National Alliance on Mental Illness
page printed from http://www2.nami.org/
(800) 950-NAMI; email@example.com
For Immediate Release, 22 Nov 99
Contact: Chris Marshall
On November 19, The Department of Housing and Urban Development (HUD) formally announced the release of more than $150 million in housing funds for low-income, non-elderly people with disabilities, including adults with severe mental illnesses. These funds were awarded through the HUD Section 811 program that directs capital advances and project-based rental assistance to non-profit organizations. These announcements follow the release in October of $133 million in tenant-based Section 8 rental assistance directed to non-elderly people with disabilities that is administered by local housing authorities and small number of non-profits. With both of these programs, NAMI advocates have a critical role to play in making sure that these resources reach adults with severe mental illnesses in need.
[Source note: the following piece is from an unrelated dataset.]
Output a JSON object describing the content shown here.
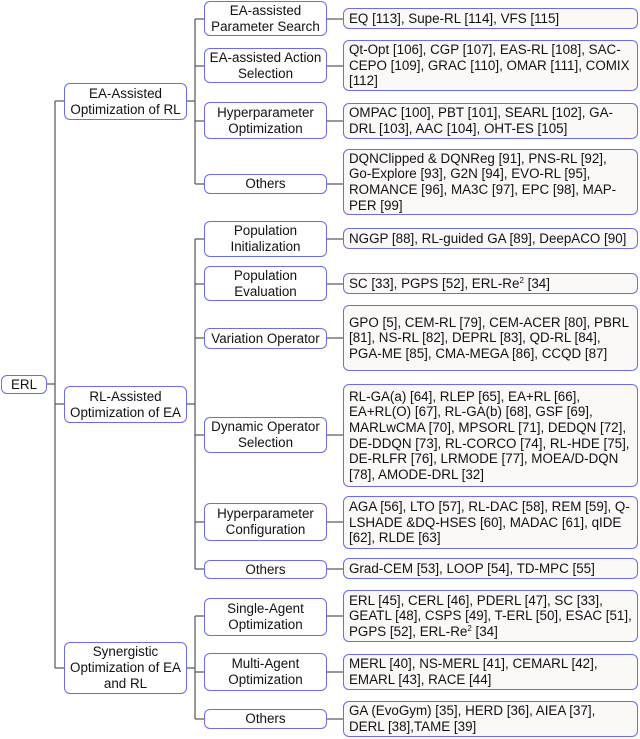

Section 811 Capital Advance and Project-Based Assistance
For 1999, non-profit disability organizations competed nationally for the nearly $150 million in Section 811 funds that were available. These awards will fund 1,801 units that will serve an estimated 2,250 low-income tenants with severe disabilities. In many cases, NAMI organizations worked with CMHCs, MHAs and other organizations to apply directly to HUD (NAMI Delaware received its own 811 award). The winning applicants for this portion of the Section 811 program will receive both a capital advance (a grant to fund rehabilitation or construction of housing) and a defined number of project-based subsidies (to cover operating expenses of housing that will serve low-income people with disabilities).
As part of its November 19 announcement, HUD issued a list of the successful applicants. That state-by-state list can be accessed by visiting: http://www.hud.gov/pressrel/99-202811/202811men.html NAMI advocates are encouraged to contact successful applicants in their community in order to ensure consumer and family input into decisions about tenant selection policies and available supportive services.
Section 811 Tenant-Based Funds and Section 8 "Designation" Vouchers
In addition to the release of the 1999 Section 811 capital advance and project-based assistance awards, HUD has also disbursed tenant-based rental assistance funding awards to housing agencies and non-profit disability organizations as part of the agency's 1999 budget. The release of these funds means that adults with severe mental illnesses, and their families, need to continue approach the housing authorities and non-profits that were awarded funds to apply to receive tenant-based rental vouchers.
On October 6, HUD Secretary Andrew Cuomo announced that $133 million in rental assistance vouchers were being awarded to provide housing for nearly 18,000 low-income individuals and families - 10,800 of them for people with disabilities. These vouchers enable recipients to get apartments by paying generally no more than 30% of their income (including Social Security disability benefits) as rent, with HUD paying the remainder. $68.6 million of this total is for the Section 811 "mainstream" program that will assist about 7,000 low-income people with disabilities. $20 million of this total is for the "designated" housing program intended to make up for the loss of public and assisted housing through "elderly-only" designation.
Housing authorities and non-profit disability organizations are the only entities that were eligible to apply directly to HUD for these funds. People with severe mental illnesses and their families, however, are now eligible to apply directly to the awardee housing authorities and non-profits to get housing assistance. NAMI advocates are also encouraged contact the awardee housing authorities and non-profits directly to inquire about how to apply for funds. Housing authorities that attempt to discourage applications by claiming "our waiting list is closed" should be reminded that they just received new HUD resources that can only go to low-income people with disabilities - including adults with sever mental illnesses. Remind them of the tremendous unmet need for housing and services in your community and their responsibility to ensure that consumers have unfettered access to waiting lists and that the highest priority is placed on serving non-elderly adults with the most severe disabilities.
A full state-by-state listing of the awardees can be viewed through HUD's website at: http://www.hud.gov/pressrel/hhva/menu.html Only non-elderly people with disabilities are eligible for the "designated housing" and "mainstream" vouchers allocated to housing authorities and non-profits listed for each state.
For more information about HUD's programs, housing opportunities for non-elderly adults with severe disabilities and information on how to advocate for more housing resources in your community, contact the "Opening Doors" website at: http://www.c-c-d.org/intro_page.htm
This website is coordinated by the Technical Assistance Collaborative (TAC) and is made possible by the Melville Charitable Trust and the CCD Housing Task Force (of which NAMI is a member organization).